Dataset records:
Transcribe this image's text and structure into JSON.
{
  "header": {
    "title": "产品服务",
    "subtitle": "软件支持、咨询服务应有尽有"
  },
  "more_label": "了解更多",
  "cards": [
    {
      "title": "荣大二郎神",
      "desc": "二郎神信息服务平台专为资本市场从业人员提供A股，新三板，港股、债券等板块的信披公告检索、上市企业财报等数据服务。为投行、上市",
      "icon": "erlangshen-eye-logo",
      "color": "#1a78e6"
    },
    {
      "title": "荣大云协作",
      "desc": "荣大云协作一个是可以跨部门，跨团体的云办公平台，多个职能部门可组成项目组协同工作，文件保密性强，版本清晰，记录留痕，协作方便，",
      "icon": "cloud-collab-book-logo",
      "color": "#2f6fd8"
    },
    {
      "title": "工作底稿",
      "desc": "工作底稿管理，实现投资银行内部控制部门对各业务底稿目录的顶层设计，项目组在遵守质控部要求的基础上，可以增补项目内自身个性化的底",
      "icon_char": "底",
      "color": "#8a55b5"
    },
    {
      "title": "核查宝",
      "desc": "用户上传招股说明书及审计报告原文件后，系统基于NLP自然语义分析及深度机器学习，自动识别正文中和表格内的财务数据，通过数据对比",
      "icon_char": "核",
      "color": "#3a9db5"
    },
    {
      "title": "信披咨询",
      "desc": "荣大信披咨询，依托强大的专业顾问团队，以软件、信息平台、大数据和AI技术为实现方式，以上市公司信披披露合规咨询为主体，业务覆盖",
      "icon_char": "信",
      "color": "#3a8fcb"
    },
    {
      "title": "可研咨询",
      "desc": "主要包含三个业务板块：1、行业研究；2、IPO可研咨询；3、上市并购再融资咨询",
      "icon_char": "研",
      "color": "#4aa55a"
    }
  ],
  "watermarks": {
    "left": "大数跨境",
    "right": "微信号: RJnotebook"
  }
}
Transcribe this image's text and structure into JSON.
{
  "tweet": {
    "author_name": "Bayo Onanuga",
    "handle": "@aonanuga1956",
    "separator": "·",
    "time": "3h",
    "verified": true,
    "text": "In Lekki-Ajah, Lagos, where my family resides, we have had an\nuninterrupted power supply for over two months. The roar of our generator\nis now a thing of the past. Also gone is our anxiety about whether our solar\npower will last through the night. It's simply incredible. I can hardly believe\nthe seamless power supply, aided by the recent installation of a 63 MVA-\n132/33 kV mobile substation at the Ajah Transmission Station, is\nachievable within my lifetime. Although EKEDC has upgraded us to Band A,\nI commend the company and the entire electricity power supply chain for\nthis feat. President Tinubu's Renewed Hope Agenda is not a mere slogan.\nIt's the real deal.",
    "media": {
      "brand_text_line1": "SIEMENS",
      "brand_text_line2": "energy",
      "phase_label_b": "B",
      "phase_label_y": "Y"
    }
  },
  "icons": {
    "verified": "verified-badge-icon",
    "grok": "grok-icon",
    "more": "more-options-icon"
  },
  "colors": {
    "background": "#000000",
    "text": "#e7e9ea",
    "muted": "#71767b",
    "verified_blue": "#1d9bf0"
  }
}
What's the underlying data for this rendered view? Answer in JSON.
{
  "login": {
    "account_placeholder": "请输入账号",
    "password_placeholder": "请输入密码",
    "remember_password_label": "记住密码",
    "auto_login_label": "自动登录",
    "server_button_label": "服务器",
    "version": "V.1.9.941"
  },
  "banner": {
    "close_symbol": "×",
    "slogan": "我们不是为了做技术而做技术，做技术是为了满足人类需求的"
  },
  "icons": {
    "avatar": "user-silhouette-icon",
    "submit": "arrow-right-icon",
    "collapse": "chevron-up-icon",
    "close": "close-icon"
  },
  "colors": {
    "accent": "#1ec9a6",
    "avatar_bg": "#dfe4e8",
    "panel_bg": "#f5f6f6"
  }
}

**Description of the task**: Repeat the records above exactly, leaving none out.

**Answer to this problem**:
Transcribe this image's text and structure into JSON.
{
  "header": {
    "title": "产品服务",
    "subtitle": "软件支持、咨询服务应有尽有"
  },
  "more_label": "了解更多",
  "cards": [
    {
      "title": "荣大二郎神",
      "desc": "二郎神信息服务平台专为资本市场从业人员提供A股，新三板，港股、债券等板块的信披公告检索、上市企业财报等数据服务。为投行、上市",
      "icon": "erlangshen-eye-logo",
      "color": "#1a78e6"
    },
    {
      "title": "荣大云协作",
      "desc": "荣大云协作一个是可以跨部门，跨团体的云办公平台，多个职能部门可组成项目组协同工作，文件保密性强，版本清晰，记录留痕，协作方便，",
      "icon": "cloud-collab-book-logo",
      "color": "#2f6fd8"
    },
    {
      "title": "工作底稿",
      "desc": "工作底稿管理，实现投资银行内部控制部门对各业务底稿目录的顶层设计，项目组在遵守质控部要求的基础上，可以增补项目内自身个性化的底",
      "icon_char": "底",
      "color": "#8a55b5"
    },
    {
      "title": "核查宝",
      "desc": "用户上传招股说明书及审计报告原文件后，系统基于NLP自然语义分析及深度机器学习，自动识别正文中和表格内的财务数据，通过数据对比",
      "icon_char": "核",
      "color": "#3a9db5"
    },
    {
      "title": "信披咨询",
      "desc": "荣大信披咨询，依托强大的专业顾问团队，以软件、信息平台、大数据和AI技术为实现方式，以上市公司信披披露合规咨询为主体，业务覆盖",
      "icon_char": "信",
      "color": "#3a8fcb"
    },
    {
      "title": "可研咨询",
      "desc": "主要包含三个业务板块：1、行业研究；2、IPO可研咨询；3、上市并购再融资咨询",
      "icon_char": "研",
      "color": "#4aa55a"
    }
  ],
  "watermarks": {
    "left": "大数跨境",
    "right": "微信号: RJnotebook"
  }
}
Transcribe this image's text and structure into JSON.
{
  "tweet": {
    "author_name": "Bayo Onanuga",
    "handle": "@aonanuga1956",
    "separator": "·",
    "time": "3h",
    "verified": true,
    "text": "In Lekki-Ajah, Lagos, where my family resides, we have had an\nuninterrupted power supply for over two months. The roar of our generator\nis now a thing of the past. Also gone is our anxiety about whether our solar\npower will last through the night. It's simply incredible. I can hardly believe\nthe seamless power supply, aided by the recent installation of a 63 MVA-\n132/33 kV mobile substation at the Ajah Transmission Station, is\nachievable within my lifetime. Although EKEDC has upgraded us to Band A,\nI commend the company and the entire electricity power supply chain for\nthis feat. President Tinubu's Renewed Hope Agenda is not a mere slogan.\nIt's the real deal.",
    "media": {
      "brand_text_line1": "SIEMENS",
      "brand_text_line2": "energy",
      "phase_label_b": "B",
      "phase_label_y": "Y"
    }
  },
  "icons": {
    "verified": "verified-badge-icon",
    "grok": "grok-icon",
    "more": "more-options-icon"
  },
  "colors": {
    "background": "#000000",
    "text": "#e7e9ea",
    "muted": "#71767b",
    "verified_blue": "#1d9bf0"
  }
}
What's the underlying data for this rendered view? Answer in JSON.
{
  "login": {
    "account_placeholder": "请输入账号",
    "password_placeholder": "请输入密码",
    "remember_password_label": "记住密码",
    "auto_login_label": "自动登录",
    "server_button_label": "服务器",
    "version": "V.1.9.941"
  },
  "banner": {
    "close_symbol": "×",
    "slogan": "我们不是为了做技术而做技术，做技术是为了满足人类需求的"
  },
  "icons": {
    "avatar": "user-silhouette-icon",
    "submit": "arrow-right-icon",
    "collapse": "chevron-up-icon",
    "close": "close-icon"
  },
  "colors": {
    "accent": "#1ec9a6",
    "avatar_bg": "#dfe4e8",
    "panel_bg": "#f5f6f6"
  }
}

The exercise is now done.